Kithira is a beautiful Greek island half way between the Peloponnese and Crete. It’s big, almost the size of Malta, but with a sparse population nowadays of barely 3,000 souls. For the better part of the Middle Ages and until the Napoleonic Wars Kithira was part of the Venetian Republic. After a brief Franco-Turkish occupation it became a protectorate of the British Empire, and finally joined the Greek State in the late 19th century.
I first visited the island as a student in the late 80s, and immediately fell in love with the place. With time, I became a frequent visitor and ended up buying a plot of land and building a small cottage. The island, and the freedom I felt every time I went there in the summer, represented to me a kind of Eden, a promise land where people lived close to nature, enjoying simple pleasures away from the pressures of modern life, like original human beings ought.
So when the Greek crisis reached the desperate point that made staying in Athens nonsensical I decided to move to Kithira and try to make a living there. I was very excited about that. It was going to be a long-held dream come true: I had plans to develop the plot and start producing small amounts of aromatic plants for export, as well as organize small tours for people who wanted to explore the many natural beauties of this blessed, sun-drenched island. I could write my novels and my plays surrounded by beauty. Moreover, since I had changed my domicile and had become a citizen of Kithira, I wanted to work with the community and particularly small businesses on the island, to share my experiences and expertise and, hopefully, mobilize others into forming a dynamic business network where everyone would benefit.
There are many good reasons and powerful motivations for people in small places to collaborate. Synergies between various businesses can leverage costs, such as transport and marketing, and thus increase productivity and profits. I felt that, particularly in such hard times of scarce liquidity, I had many powerful economic arguments to start talking, and convincing. In other words, as I boarded the boat to cross the channel from the Peloponnese to the island of my dreams, I was ready to change my life and the lives of others, for what I believed would be better.
A year later I packed up and left, not having achieved any of my goals. So, what happened?
Having lived all my life in impersonal cities, it was the first time that I was immersed into a “closed society”, i.e. one where everyone knew everyone else. As an outsider, a summer visitor, I had idealized this aspect. Indeed I imagined that the world was better when you lived among people you knew personally. What I did not understand then, was the importance of the family dimension in closed societies.
Closed societies are defined by kinship. Social networks are in fact family networks.
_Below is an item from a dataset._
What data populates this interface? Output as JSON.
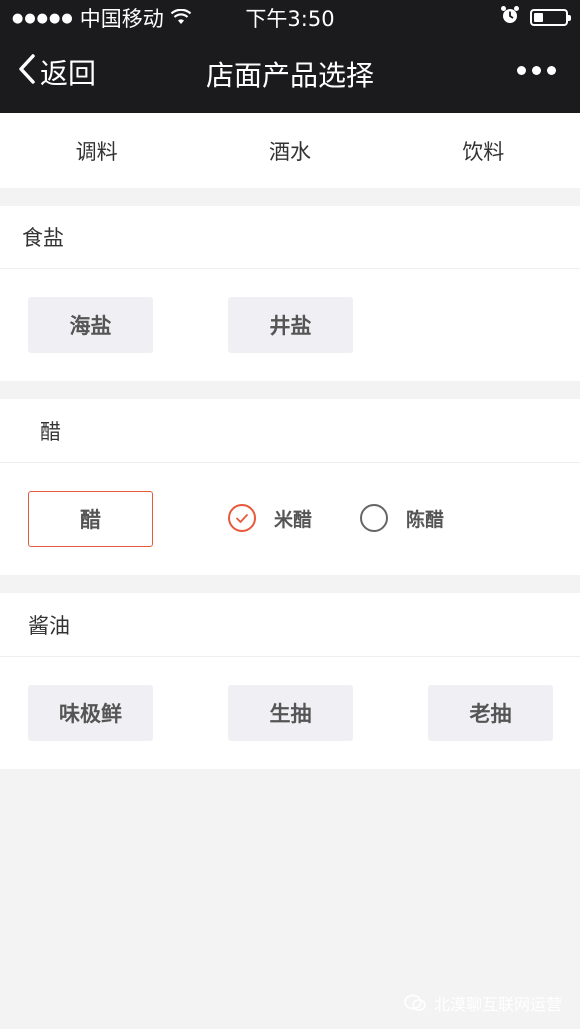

I was totally alien to this concept because my family is very small. I was never part of an extended family like most Greeks are. In fact, I hardly know my first cousins by name and I am not even sure how many they are. That makes me an odd case of a Greek, something that I always knew but had not realized how important it was till I decided to live on Kithira.
My efforts to integrate in the social networks of the island proved hopeless. People were friendly but there was always a line they would never cross, and that was trust you enough to do any business together. Idealists suffer from delusions that is another word for intellectual blindness. This very syndrome that ailed me when I arrived was soon alleviated by the profound realization that the reason the island was so backward (terrible transport and communications, poor schools and public services, stagnant economy, corruption, cronyism, etc.) was because people refused to collaborate outside their family.
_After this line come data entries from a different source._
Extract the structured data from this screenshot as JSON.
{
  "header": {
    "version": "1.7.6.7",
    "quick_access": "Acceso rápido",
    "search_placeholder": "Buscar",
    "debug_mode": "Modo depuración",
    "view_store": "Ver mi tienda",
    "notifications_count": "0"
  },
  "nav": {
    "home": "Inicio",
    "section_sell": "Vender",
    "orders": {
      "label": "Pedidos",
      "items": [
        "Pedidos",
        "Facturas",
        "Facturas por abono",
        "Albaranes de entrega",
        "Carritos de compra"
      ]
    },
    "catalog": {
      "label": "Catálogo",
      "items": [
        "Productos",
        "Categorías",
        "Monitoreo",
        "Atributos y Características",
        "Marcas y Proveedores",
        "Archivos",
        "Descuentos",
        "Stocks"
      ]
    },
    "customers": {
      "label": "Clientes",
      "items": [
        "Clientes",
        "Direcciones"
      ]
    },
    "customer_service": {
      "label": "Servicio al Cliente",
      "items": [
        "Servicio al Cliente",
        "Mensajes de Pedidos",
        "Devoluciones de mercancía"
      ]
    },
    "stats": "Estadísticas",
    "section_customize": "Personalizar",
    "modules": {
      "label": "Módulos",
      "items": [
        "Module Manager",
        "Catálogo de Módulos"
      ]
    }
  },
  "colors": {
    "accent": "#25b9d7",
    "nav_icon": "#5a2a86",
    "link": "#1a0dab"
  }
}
I had rediscovered what the economist Edward Banfield had found out almost half a century ago when he went to live with his wife in her ancestral village in southern Italy (The Moral Basis of a Backward Society, by Edward Banfield, Free press, 1958). Banfield observed the same things that I did and gave a name to them: amoral familism. Wish I had read his book before embarking on my pointless expedition.
Kithira, like the rest of Greece, and very much like the south of Italy, share a common historical narrative of successive occupations that were mostly repressive or exploitative or both. Generations over generations of people mistrusted government, because it was never theirs. They mistrusted each other too. The only people they could trust were their own blood relatives.
So here’s my conclusion, after trying to make a living on a Greek island: given such a solid socio-historical background it is impossible to expect change any time soon in Kithira – or Greece. Trust, the currency of social capital, is scarce and as the crisis confirms the inbred fear of government as “the other” who is out to get “us” (through tax, fines, et.), it will become scarcer still. This will further exacerbate any efforts to bootstrap Greece out of its backwardness. The bottomless pit that Greece has been thrown in is much more deep that many may imagine or wish to hope.
Of course, I could have persisted. Indeed, I could have set up my own small business despite the circumstances, against the odds, and lived happily in my farm, secluded and safe, enjoying the natural beauty and the sea. But this would have meant that I accepted amoral familism as my way of life too. If I wanted to live like a Kitherian, I had to become one, in every way, and forget my aspirations. I refused to do, not for me (I could be happy there growing oregano and tending my olive trees), but for the sake of my son who deserves a better world and a better place. Tellingly, that was exactly what tens of thousands of native Kitherians thought too, when they abandoned the island en masse in the 1960s and migrated to Australia…